Dancing is not just a captivating art form; it is an embodiment of discipline, creativity, expression, and physical exertion. To bring all these elements together, a dancer must understand the importance of maintaining a healthy body and mind. But contrary to what most dancers believe, being “healthy” goes beyond physical fitness; it encompasses a holistic approach that nurtures one’s body, mind, and passion for dance.
In my work as a Registered Dietitian Nutritionist for dancers, we utilize The Healthy Dancer® framework as guidance when building supportive habits both inside the studio and out. To get there, here are three fundamental considerations.
Support Your Body
A balanced eating plan lays the groundwork for dancers. When combined with your training schedule, nutrition interventions help in the support of strength gains, endurance, stamina, injury prevention, and overall performance. Learning about the fundamentals of nutrition for dancers, alongside the importance of hydration and rest are essential for sustaining energy levels and supporting muscle recovery.
Maintain Your Mindset

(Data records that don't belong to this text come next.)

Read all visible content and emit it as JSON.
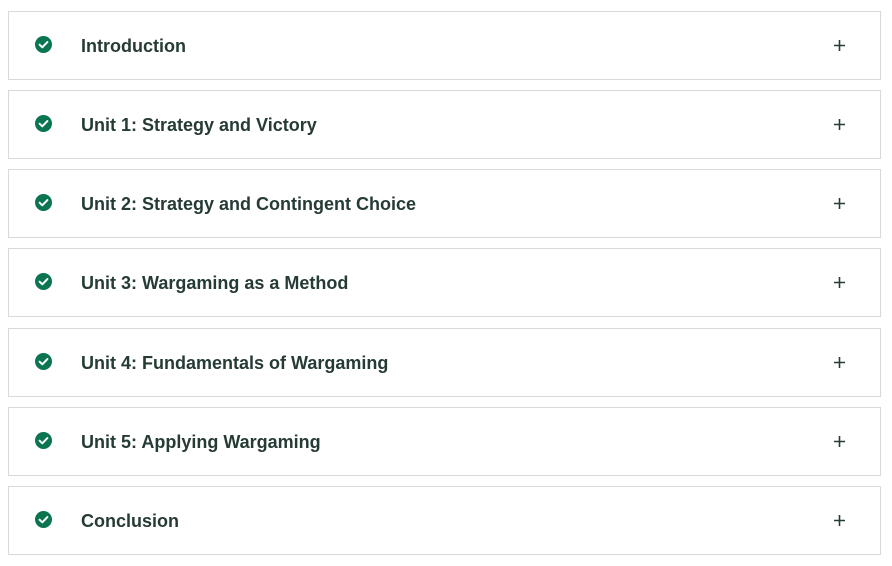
{
  "accordion": {
    "check_color": "#0b7550",
    "expand_icon": "plus-icon",
    "status_icon": "check-circle-icon",
    "items": [
      {
        "label": "Introduction"
      },
      {
        "label": "Unit 1: Strategy and Victory"
      },
      {
        "label": "Unit 2: Strategy and Contingent Choice"
      },
      {
        "label": "Unit 3: Wargaming as a Method"
      },
      {
        "label": "Unit 4: Fundamentals of Wargaming"
      },
      {
        "label": "Unit 5: Applying Wargaming"
      },
      {
        "label": "Conclusion"
      }
    ]
  }
}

Recognizing the power of the mind-body connection goes a long way in the studio. Setting realistic goals, managing performance anxiety, and practicing mindfulness techniques, like meditation and visualization can enhance focus and concentration. For dancers struggling in their relationships with food, diet talk can trigger mealtime challenges and even fuel comparative thoughts. Identifying these triggers and working towards dismantling them can help to build overall resilience.
Fuel Your Passion

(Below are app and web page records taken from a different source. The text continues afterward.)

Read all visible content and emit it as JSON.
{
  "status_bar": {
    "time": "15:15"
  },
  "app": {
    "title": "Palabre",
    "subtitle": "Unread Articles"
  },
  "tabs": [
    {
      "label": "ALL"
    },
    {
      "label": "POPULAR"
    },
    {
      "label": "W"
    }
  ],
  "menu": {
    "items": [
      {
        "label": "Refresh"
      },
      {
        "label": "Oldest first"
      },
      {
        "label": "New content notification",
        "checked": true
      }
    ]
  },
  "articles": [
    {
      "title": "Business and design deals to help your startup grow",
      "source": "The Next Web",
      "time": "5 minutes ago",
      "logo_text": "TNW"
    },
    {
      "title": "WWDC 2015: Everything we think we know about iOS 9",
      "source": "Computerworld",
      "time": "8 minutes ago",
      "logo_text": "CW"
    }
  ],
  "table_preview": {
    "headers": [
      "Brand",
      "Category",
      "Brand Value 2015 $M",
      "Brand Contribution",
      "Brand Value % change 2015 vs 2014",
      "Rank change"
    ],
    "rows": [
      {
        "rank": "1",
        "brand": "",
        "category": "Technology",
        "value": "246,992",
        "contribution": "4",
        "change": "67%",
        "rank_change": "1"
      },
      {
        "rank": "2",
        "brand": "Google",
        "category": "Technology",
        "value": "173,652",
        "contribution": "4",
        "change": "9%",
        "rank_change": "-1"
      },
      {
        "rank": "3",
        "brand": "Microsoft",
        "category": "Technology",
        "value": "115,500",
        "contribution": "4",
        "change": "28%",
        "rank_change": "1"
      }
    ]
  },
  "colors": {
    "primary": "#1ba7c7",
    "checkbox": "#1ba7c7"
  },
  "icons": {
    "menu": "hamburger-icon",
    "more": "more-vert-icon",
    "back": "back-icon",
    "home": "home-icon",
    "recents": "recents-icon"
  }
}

Nurturing your passion for the art involves continuous improvement, exploring various dance styles, and embracing new challenges to find a unique balance between your limitations and your aspirations. The Healthy Dancer® acknowledges the importance of rest and recovery to prevent burnout, as well as finding joy in the process of learning and growing as an artist. This also means seeking the right support—a team of informed practitioners—a registered dietitian nutritionist, a mental health therapist, and a ballet training coach allows dancers to embark on a journey of artistic fulfillment while staying true to the art form they love.

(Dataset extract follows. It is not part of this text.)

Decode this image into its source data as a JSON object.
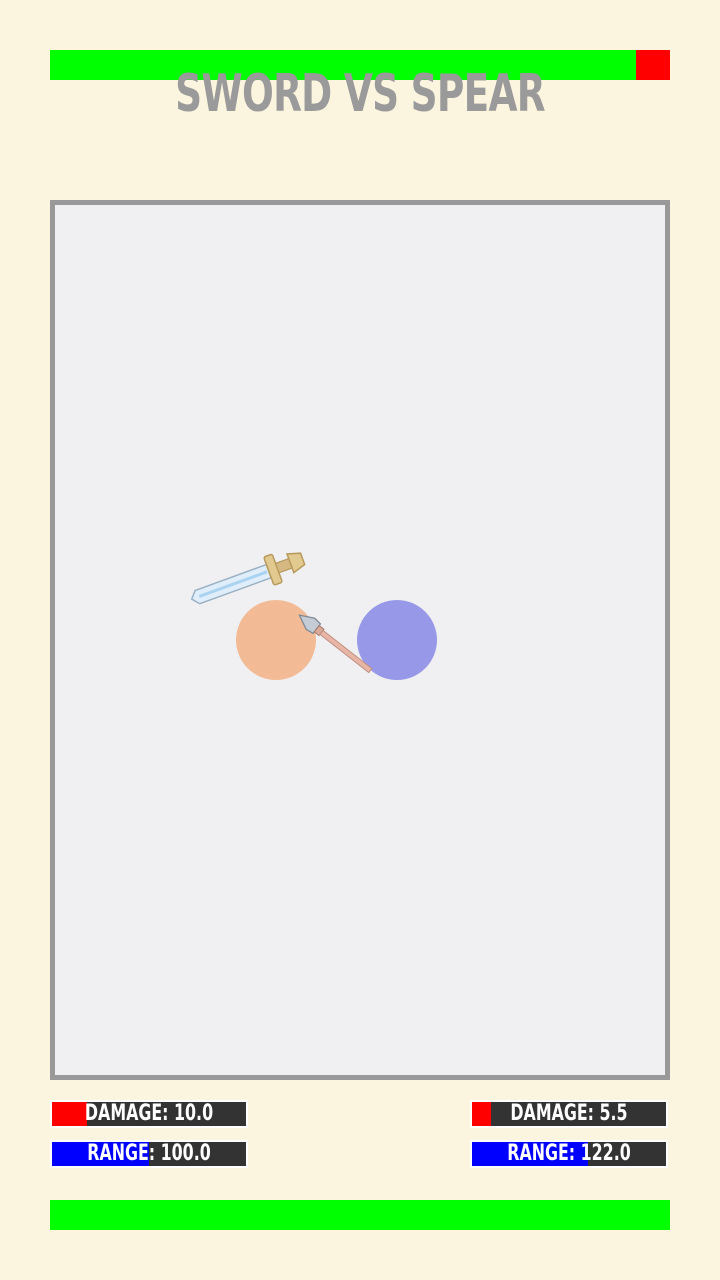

Rachel Fine is a Registered Dietitian Nutritionist specializing in nutrition and body image support for dancers. As a former professional dancer turned licensed dietitian, Rachel brings The Healthy Dancer® to dancers worldwide to optimize performance while building supportive relationships with food and body.